Christians joyfully celebrated the festivity in an atmosphere of growing misery and hardships. The refugee emergency has reached unsustainable levels and "aid is no longer sufficient." During Lent, the Christian charity provided medical care and treatments, and handed out food parcels. For Fr Paul, the international community must stop “the war and the arms trade".
Beirut (AsiaNews) – Paul Karam, director of Caritas Lebanon, spoke to AsiaNews about his country’s current situation. Whilst Christians “joyfully celebrated" Easter, the country remains in the grip of an “economic, social, and increasingly political crisis”.
In fact, with widespread poverty, not everyone “was able to celebrate this time of celebration,” the more so since Lebanon has had to play a leading role in managing the flow of Syrian and other refugees who have been crossing into its territory for the past four years.
"At Caritas, we celebrated with the whole community, visiting some Christian families. However, the current situation is weighing increasingly on people. The refugee problem compounds an already urgent economic situation. The help we are getting is no longer sufficient."
“Caritas employees and volunteers handed out food parcels to families in need,” he explained. “We wanted to give them a little help as a token of solidarity for this celebration. However, health is a real emergency as needs grow, not only among refugees, but also the Lebanese themselves."
Thanks to the availability and dedication of a number of doctors “working for free”, “we were able to provide medical care and treatment in the past few weeks”. However, the needs are huge.”
“We count on donations and partners for new projects,” but unlike the past, “not only do refugees need help, but so do many Lebanese families."
Over the years, Caritas Lebanon has never failed to lend assistance, providing not only food aid but also psychological support and encouraging exchanges between Christians and Muslims, particularly young people. However, the needs are growing in the face of increasingly scarce resources.
"We are going through a severe economic crisis,” Fr Paul said, “which is compounded by the failure to elect a president, who should guarantee the balance” of power. "With parliament deadlocked, laws are not being passed, and this is affecting the country’s development.”
Lebanon has "many needs and limited means". The "large number of refugees" weighs heavily "on society, the health system, and security. The poor are the first victims.”
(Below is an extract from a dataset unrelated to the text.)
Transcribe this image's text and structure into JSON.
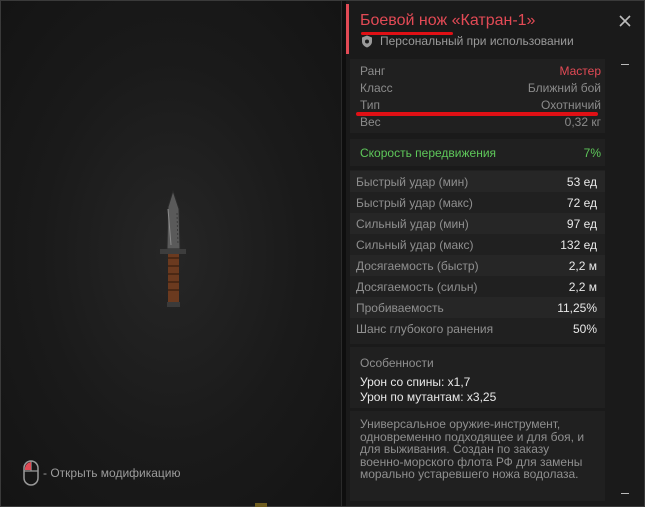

During Lent, Caritas organised activities of solidarity and development for fleeing Syrian refugees but also poor Lebanese.
"The situation is critical,” the clergyman said. “There are great needs at several levels: food, water, medicines, shelter."
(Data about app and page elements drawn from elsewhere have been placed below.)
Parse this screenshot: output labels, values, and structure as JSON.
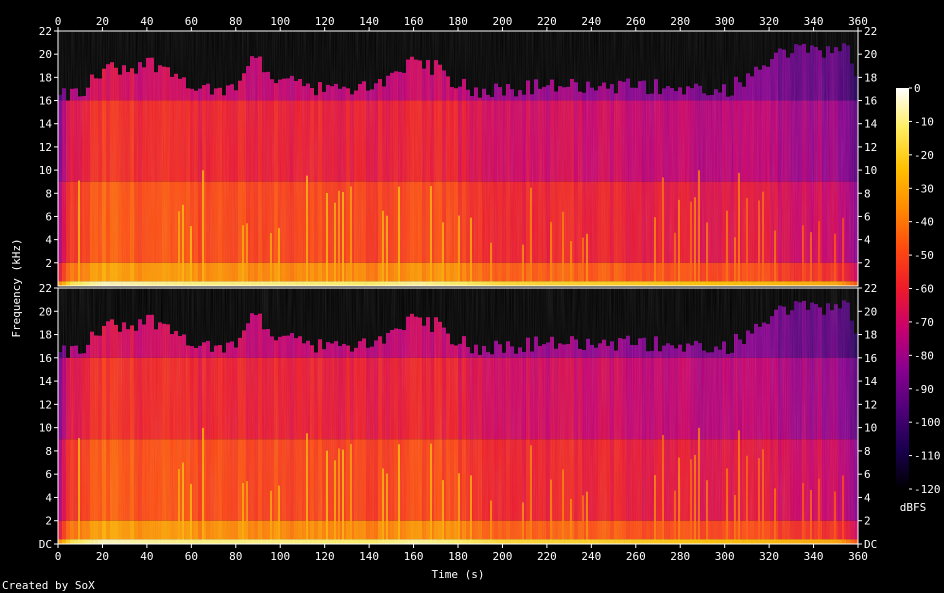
{
  "chart_data": {
    "type": "heatmap",
    "title": "",
    "xlabel": "Time (s)",
    "ylabel": "Frequency (kHz)",
    "x_ticks": [
      0,
      20,
      40,
      60,
      80,
      100,
      120,
      140,
      160,
      180,
      200,
      220,
      240,
      260,
      280,
      300,
      320,
      340,
      360
    ],
    "xlim": [
      0,
      360
    ],
    "y_ticks": [
      0,
      2,
      4,
      6,
      8,
      10,
      12,
      14,
      16,
      18,
      20,
      22
    ],
    "ylim": [
      0,
      22
    ],
    "y_ticks_top_label": "22",
    "y_ticks_bottom_label": "DC",
    "channels": 2,
    "cutoff_khz": 16,
    "colorbar": {
      "label": "dBFS",
      "ticks": [
        0,
        -10,
        -20,
        -30,
        -40,
        -50,
        -60,
        -70,
        -80,
        -90,
        -100,
        -110,
        -120
      ],
      "range": [
        -120,
        0
      ],
      "palette": [
        "#000000",
        "#1a0050",
        "#50007a",
        "#8a0090",
        "#c8006e",
        "#ee1a2a",
        "#ff4a10",
        "#ff8a00",
        "#ffc000",
        "#ffee60",
        "#ffffff"
      ]
    },
    "bursts_khz": [
      [
        0,
        16
      ],
      [
        10,
        16.5
      ],
      [
        20,
        18.5
      ],
      [
        30,
        18.5
      ],
      [
        40,
        19
      ],
      [
        50,
        18.5
      ],
      [
        60,
        17
      ],
      [
        70,
        16.5
      ],
      [
        80,
        17
      ],
      [
        88,
        20
      ],
      [
        95,
        17
      ],
      [
        105,
        17.5
      ],
      [
        120,
        16.5
      ],
      [
        140,
        17
      ],
      [
        150,
        18
      ],
      [
        160,
        19
      ],
      [
        170,
        18.5
      ],
      [
        180,
        17
      ],
      [
        190,
        16.5
      ],
      [
        220,
        17
      ],
      [
        260,
        17
      ],
      [
        300,
        16.5
      ],
      [
        325,
        20
      ],
      [
        340,
        20
      ],
      [
        355,
        20
      ],
      [
        360,
        16
      ]
    ],
    "intensity_dbfs": [
      [
        0,
        -75
      ],
      [
        5,
        -55
      ],
      [
        20,
        -45
      ],
      [
        40,
        -48
      ],
      [
        60,
        -50
      ],
      [
        80,
        -50
      ],
      [
        100,
        -50
      ],
      [
        140,
        -52
      ],
      [
        160,
        -48
      ],
      [
        180,
        -52
      ],
      [
        200,
        -58
      ],
      [
        240,
        -60
      ],
      [
        280,
        -63
      ],
      [
        320,
        -66
      ],
      [
        350,
        -70
      ],
      [
        360,
        -90
      ]
    ]
  },
  "footer": "Created by SoX"
}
The international community should provide answers, not make proclamations, above all it should "stop the war in Syria and encourage the refugees to return to their homeland. The local Caritas is also working to that effect, in order to rebuild the country after peace is reached."
Yesterday, Oxfam released a report that shows that rich and developed countries took in less than 2 per cent of the more than five million Syrian refugees. For this reason, the NGO called for greater commitment to accept "at least 10 per cent" of the total.
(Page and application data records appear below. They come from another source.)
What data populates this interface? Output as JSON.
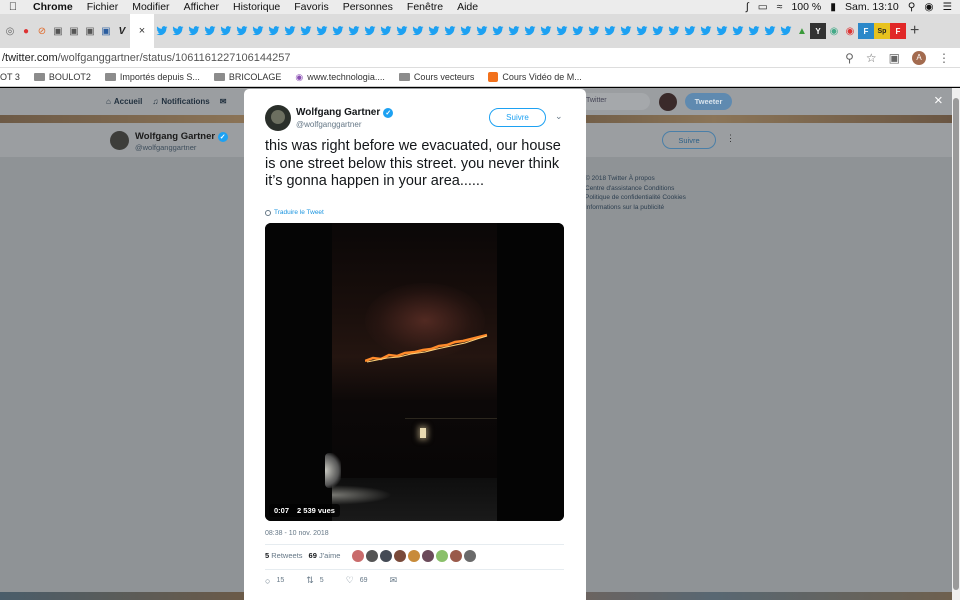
{
  "menubar": {
    "apple": "",
    "items": [
      "Chrome",
      "Fichier",
      "Modifier",
      "Afficher",
      "Historique",
      "Favoris",
      "Personnes",
      "Fenêtre",
      "Aide"
    ],
    "battery": "100 %",
    "clock": "Sam. 13:10"
  },
  "tabs": {
    "active_close": "×",
    "new_tab": "+"
  },
  "address": {
    "url_host": "/twitter.com",
    "url_path": "/wolfganggartner/status/1061161227106144257"
  },
  "bookmarks": [
    {
      "label": "OT 3",
      "type": "text"
    },
    {
      "label": "BOULOT2",
      "type": "folder"
    },
    {
      "label": "Importés depuis S...",
      "type": "folder"
    },
    {
      "label": "BRICOLAGE",
      "type": "folder"
    },
    {
      "label": "www.technologia....",
      "type": "site"
    },
    {
      "label": "Cours vecteurs",
      "type": "folder"
    },
    {
      "label": "Cours Vidéo de M...",
      "type": "site"
    }
  ],
  "twitter_nav": {
    "home": "Accueil",
    "notifications": "Notifications",
    "search_placeholder": "Twitter",
    "tweet_button": "Tweeter"
  },
  "profile_bar": {
    "name": "Wolfgang Gartner",
    "handle": "@wolfganggartner",
    "follow": "Suivre",
    "more": "⋮"
  },
  "footer_links": [
    "© 2018 Twitter   À propos",
    "Centre d'assistance   Conditions",
    "Politique de confidentialité   Cookies",
    "Informations sur la publicité"
  ],
  "tweet": {
    "name": "Wolfgang Gartner",
    "handle": "@wolfganggartner",
    "follow": "Suivre",
    "text": "this was right before we evacuated, our house is one street below this street. you never think it’s gonna happen in your area......",
    "translate": "Traduire le Tweet",
    "video_duration": "0:07",
    "video_views": "2 539 vues",
    "timestamp": "08:38 - 10 nov. 2018",
    "retweets_count": "5",
    "retweets_label": "Retweets",
    "likes_count": "69",
    "likes_label": "J'aime",
    "reply_count": "15",
    "retweet_count": "5",
    "like_count": "69"
  },
  "overlay": {
    "close": "×"
  }
}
"The report is telling the truth, not hiding it,” the Caritas director said. “Just look at what Lebanon is doing, at the proportion of locals vs refugees. It is hard to imagine our country’s huge needs, which, with all its limits, was able to open its doors.
“Today the rich nations can and must do more, especially towards stopping the war and the arms trade that fuels the spiral of violence, as Pope Francis said.”